Fifty years ago, lawmakers approved, and U.S. President Lyndon Johnson signed, the Voting Rights Act of 1965. The measure outlawed racial discrimination in voting, giving millions of blacks in many parts of the southern United States federal enforcement of the right to vote. Correspondent Chris Simkins introduces us to some civil rights leaders who were on the front lines in the struggle for voting rights.
Video

Video Shooter’s Grill: Serving Food with a Touch of the Second Amendment

Shooter's Grill, a restaurant in Rifle, Colorado, attracts visitors from all over the world as well as local patrons. The reason? Waitresses openly carry loaded firearms as they serve food, and customers are welcome to carry them, too. VOA's Enming Liu and Lin Yang paid a visit to Shooter's Grill, and heard different opinions about this unique establishment.
Video

Video Despite Controversy, Business Owner Continues Sale of Confederate Flags

At Cooter’s, a store in rural Sperryville, Virginia, about 120 kilometers west of Washington, D.C., Confederate flags are flying off the shelves.

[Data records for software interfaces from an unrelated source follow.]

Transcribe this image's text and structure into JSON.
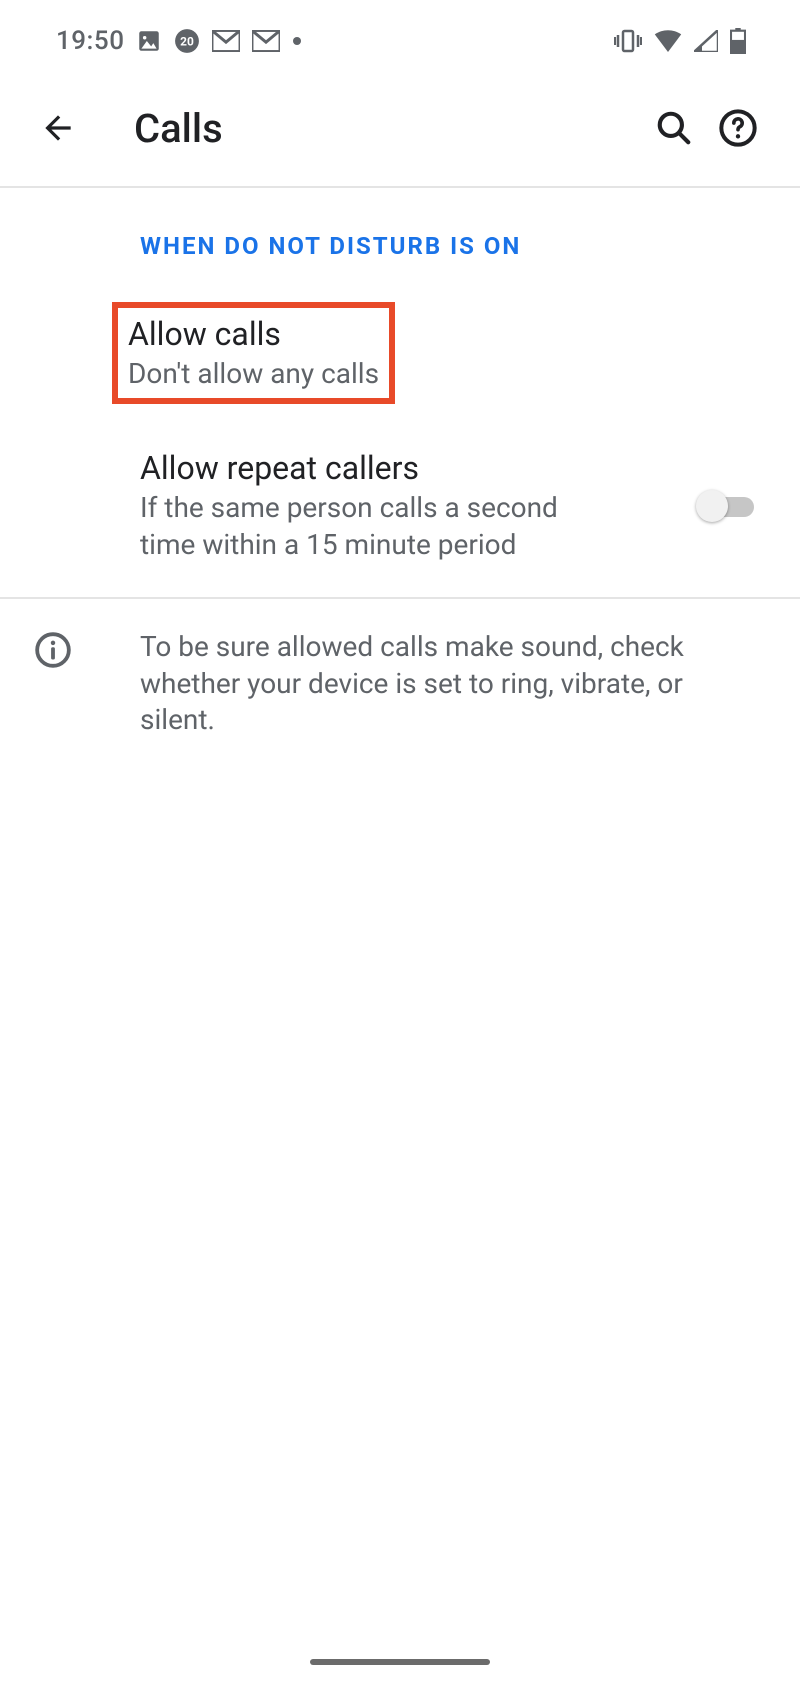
{
  "status": {
    "time": "19:50"
  },
  "appbar": {
    "title": "Calls"
  },
  "section": {
    "header": "WHEN DO NOT DISTURB IS ON"
  },
  "allow_calls": {
    "title": "Allow calls",
    "sub": "Don't allow any calls"
  },
  "repeat_callers": {
    "title": "Allow repeat callers",
    "sub": "If the same person calls a second time within a 15 minute period",
    "enabled": false
  },
  "note": {
    "text": "To be sure allowed calls make sound, check whether your device is set to ring, vibrate, or silent."
  }
}
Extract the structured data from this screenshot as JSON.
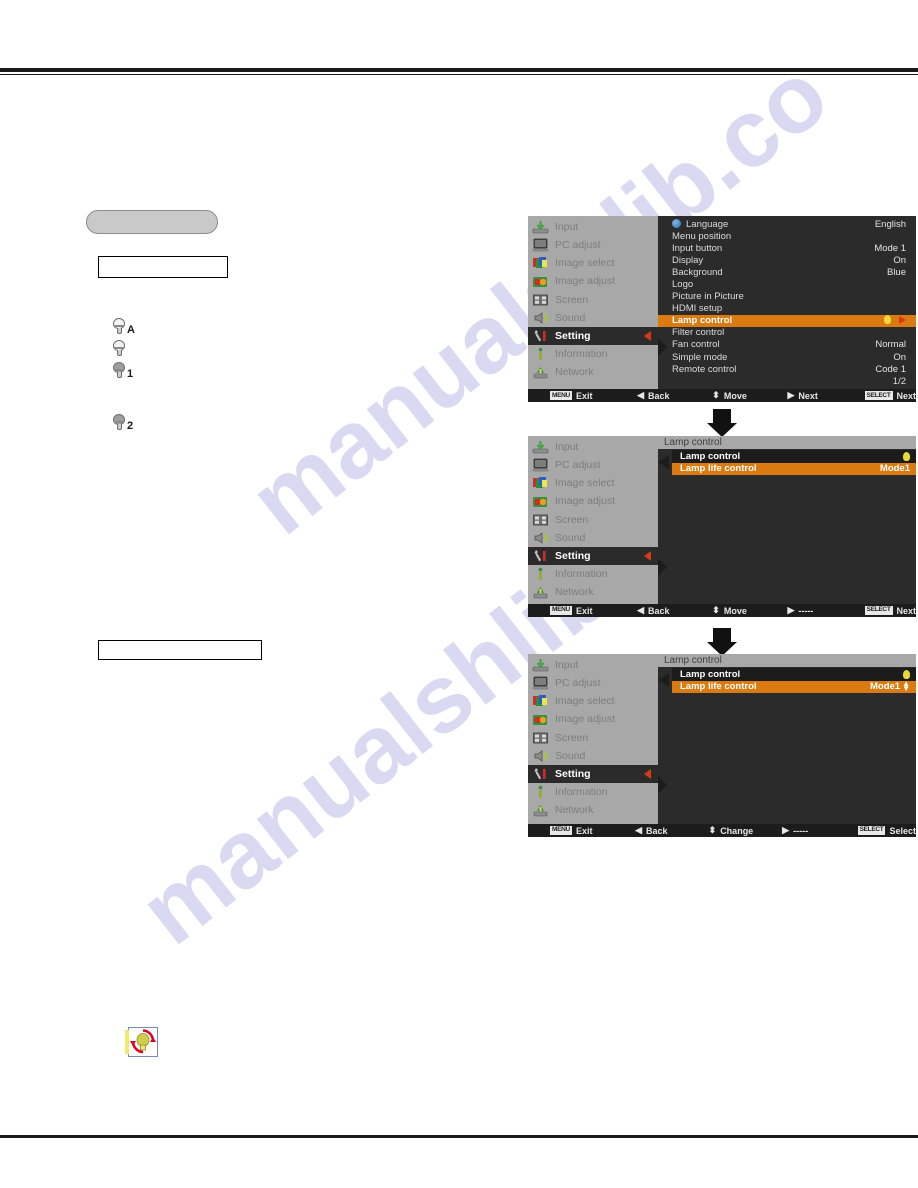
{
  "watermark": {
    "line1": "manualshlib.co",
    "line2": "manualshlib.co"
  },
  "left_column": {
    "lamp_modes": [
      {
        "icon": "lamp-auto-icon",
        "suffix": "A"
      },
      {
        "icon": "lamp-normal-icon",
        "suffix": ""
      },
      {
        "icon": "lamp-eco1-icon",
        "suffix": "1"
      },
      {
        "icon": "lamp-eco2-icon",
        "suffix": "2"
      }
    ],
    "note_icon": "lamp-replace-icon"
  },
  "osd_menus": [
    {
      "id": "setting-menu",
      "sidebar": [
        {
          "label": "Input",
          "icon": "input-icon",
          "active": false
        },
        {
          "label": "PC adjust",
          "icon": "pc-adjust-icon",
          "active": false
        },
        {
          "label": "Image select",
          "icon": "image-select-icon",
          "active": false
        },
        {
          "label": "Image adjust",
          "icon": "image-adjust-icon",
          "active": false
        },
        {
          "label": "Screen",
          "icon": "screen-icon",
          "active": false
        },
        {
          "label": "Sound",
          "icon": "sound-icon",
          "active": false
        },
        {
          "label": "Setting",
          "icon": "setting-icon",
          "active": true
        },
        {
          "label": "Information",
          "icon": "information-icon",
          "active": false
        },
        {
          "label": "Network",
          "icon": "network-icon",
          "active": false
        }
      ],
      "rows": [
        {
          "label": "Language",
          "value": "English",
          "selected": false,
          "icon": "globe-icon"
        },
        {
          "label": "Menu position",
          "value": "",
          "selected": false
        },
        {
          "label": "Input button",
          "value": "Mode 1",
          "selected": false
        },
        {
          "label": "Display",
          "value": "On",
          "selected": false
        },
        {
          "label": "Background",
          "value": "Blue",
          "selected": false
        },
        {
          "label": "Logo",
          "value": "",
          "selected": false
        },
        {
          "label": "Picture in Picture",
          "value": "",
          "selected": false
        },
        {
          "label": "HDMI setup",
          "value": "",
          "selected": false
        },
        {
          "label": "Lamp control",
          "value": "",
          "selected": true,
          "icon": "lamp-icon",
          "arrow": "right-arrow-icon"
        },
        {
          "label": "Filter control",
          "value": "",
          "selected": false
        },
        {
          "label": "Fan control",
          "value": "Normal",
          "selected": false
        },
        {
          "label": "Simple mode",
          "value": "On",
          "selected": false
        },
        {
          "label": "Remote control",
          "value": "Code 1",
          "selected": false
        }
      ],
      "page_indicator": "1/2",
      "footer": [
        {
          "badge": "MENU",
          "glyph": "",
          "label": "Exit"
        },
        {
          "badge": "",
          "glyph": "◀",
          "label": "Back"
        },
        {
          "badge": "",
          "glyph": "⬍",
          "label": "Move"
        },
        {
          "badge": "",
          "glyph": "▶",
          "label": "Next"
        },
        {
          "badge": "SELECT",
          "glyph": "",
          "label": "Next"
        }
      ]
    },
    {
      "id": "lamp-control-submenu",
      "sidebar": [
        {
          "label": "Input",
          "icon": "input-icon",
          "active": false
        },
        {
          "label": "PC adjust",
          "icon": "pc-adjust-icon",
          "active": false
        },
        {
          "label": "Image select",
          "icon": "image-select-icon",
          "active": false
        },
        {
          "label": "Image adjust",
          "icon": "image-adjust-icon",
          "active": false
        },
        {
          "label": "Screen",
          "icon": "screen-icon",
          "active": false
        },
        {
          "label": "Sound",
          "icon": "sound-icon",
          "active": false
        },
        {
          "label": "Setting",
          "icon": "setting-icon",
          "active": true
        },
        {
          "label": "Information",
          "icon": "information-icon",
          "active": false
        },
        {
          "label": "Network",
          "icon": "network-icon",
          "active": false
        }
      ],
      "panel_title": "Lamp control",
      "rows": [
        {
          "label": "Lamp control",
          "value": "",
          "selected": false,
          "icon": "lamp-icon"
        },
        {
          "label": "Lamp life control",
          "value": "Mode1",
          "selected": true
        }
      ],
      "footer": [
        {
          "badge": "MENU",
          "glyph": "",
          "label": "Exit"
        },
        {
          "badge": "",
          "glyph": "◀",
          "label": "Back"
        },
        {
          "badge": "",
          "glyph": "⬍",
          "label": "Move"
        },
        {
          "badge": "",
          "glyph": "▶",
          "label": "-----"
        },
        {
          "badge": "SELECT",
          "glyph": "",
          "label": "Next"
        }
      ]
    },
    {
      "id": "lamp-life-control-adjust",
      "sidebar": [
        {
          "label": "Input",
          "icon": "input-icon",
          "active": false
        },
        {
          "label": "PC adjust",
          "icon": "pc-adjust-icon",
          "active": false
        },
        {
          "label": "Image select",
          "icon": "image-select-icon",
          "active": false
        },
        {
          "label": "Image adjust",
          "icon": "image-adjust-icon",
          "active": false
        },
        {
          "label": "Screen",
          "icon": "screen-icon",
          "active": false
        },
        {
          "label": "Sound",
          "icon": "sound-icon",
          "active": false
        },
        {
          "label": "Setting",
          "icon": "setting-icon",
          "active": true
        },
        {
          "label": "Information",
          "icon": "information-icon",
          "active": false
        },
        {
          "label": "Network",
          "icon": "network-icon",
          "active": false
        }
      ],
      "panel_title": "Lamp control",
      "rows": [
        {
          "label": "Lamp control",
          "value": "",
          "selected": false,
          "icon": "lamp-icon"
        },
        {
          "label": "Lamp life control",
          "value": "Mode1",
          "selected": true,
          "spinner": true
        }
      ],
      "footer": [
        {
          "badge": "MENU",
          "glyph": "",
          "label": "Exit"
        },
        {
          "badge": "",
          "glyph": "◀",
          "label": "Back"
        },
        {
          "badge": "",
          "glyph": "⬍",
          "label": "Change"
        },
        {
          "badge": "",
          "glyph": "▶",
          "label": "-----"
        },
        {
          "badge": "SELECT",
          "glyph": "",
          "label": "Select"
        }
      ]
    }
  ],
  "colors": {
    "highlight": "#d97b10",
    "sidebar_bg": "#a8a8a8",
    "panel_bg": "#2b2b2b",
    "footer_bg": "#1c1c1c",
    "caret_red": "#d83a17",
    "lamp_yellow": "#e8dc34"
  }
}
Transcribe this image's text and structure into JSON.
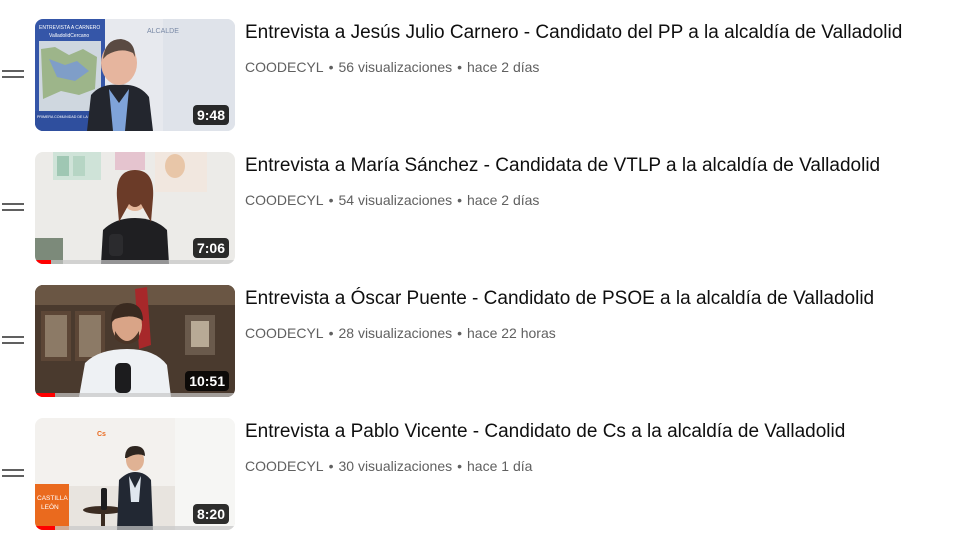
{
  "accent": "#ff0000",
  "drag_icon": "drag-handle-icon",
  "videos": [
    {
      "title": "Entrevista a Jesús Julio Carnero - Candidato del PP a la alcaldía de Valladolid",
      "channel": "COODECYL",
      "views": "56 visualizaciones",
      "age": "hace 2 días",
      "duration": "9:48",
      "progress": 0.0
    },
    {
      "title": "Entrevista a María Sánchez - Candidata de VTLP a la alcaldía de Valladolid",
      "channel": "COODECYL",
      "views": "54 visualizaciones",
      "age": "hace 2 días",
      "duration": "7:06",
      "progress": 0.08
    },
    {
      "title": "Entrevista a Óscar Puente - Candidato de PSOE a la alcaldía de Valladolid",
      "channel": "COODECYL",
      "views": "28 visualizaciones",
      "age": "hace 22 horas",
      "duration": "10:51",
      "progress": 0.1
    },
    {
      "title": "Entrevista a Pablo Vicente - Candidato de Cs a la alcaldía de Valladolid",
      "channel": "COODECYL",
      "views": "30 visualizaciones",
      "age": "hace 1 día",
      "duration": "8:20",
      "progress": 0.1
    }
  ],
  "thumbnail_texts": {
    "pp_board_line1": "ENTREVISTA A CARNERO",
    "pp_board_line2": "ALCALDE",
    "pp_board_map_title": "ValladolidCercano",
    "pp_board_bottom": "PRIMERA COMUNIDAD DE LA ENSEÑANZA POLÍTICA",
    "cs_logo": "Cs",
    "cs_wall_line1": "CASTILLA",
    "cs_wall_line2": "LEÓN"
  }
}
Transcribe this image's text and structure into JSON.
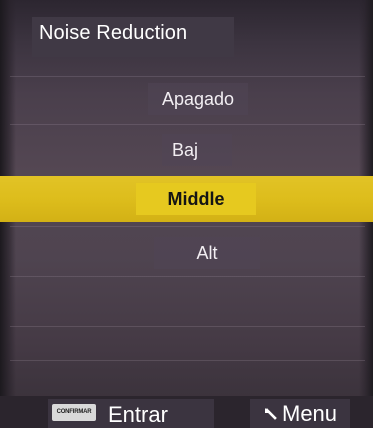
{
  "title": "Noise Reduction",
  "options": [
    {
      "label": "Apagado",
      "selected": false
    },
    {
      "label": "Baj",
      "selected": false
    },
    {
      "label": "Middle",
      "selected": true
    },
    {
      "label": "Alt",
      "selected": false
    }
  ],
  "footer": {
    "confirm_badge": "CONFIRMAR",
    "enter_label": "Entrar",
    "menu_icon": "return-arrow-icon",
    "menu_label": "Menu"
  },
  "colors": {
    "highlight": "#ddbd1c",
    "background": "#4f4450",
    "text": "#ffffff",
    "selected_text": "#141414"
  }
}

The red, white and blue battle flag, with 13 white stars representing the Confederate states, was carried by southern forces during the U.S. Civil War in the 1860s. The South had seceded from the Union over several key issues of disagreement, including slavery. VOA’s Deborah Block has the story.
Video

Video Booming London Property a ‘Haven for Dirty Money’

Billions of dollars of so-called ‘dirty money’ from the proceeds of crime - especially from Russia - are being laundered through the London property market, according to anti-corruption activists. As Henry Ridgwell reports from the British capital, the government has pledged to crack down on the practice.
Video

Video Hometown of Boy Scouts of America Founder Reacts to Gay Leader Decision

Ottawa, Illinois, is the hometown of W.D. Boyce, who founded the Boy Scouts of America in 1910. In Ottawa, where Scouting remains an important part of the legacy of the community, the end of the organization's ban on openly gay adult leaders was seen as inevitable. VOA's Kane Farabaugh reports.

VOA Blogs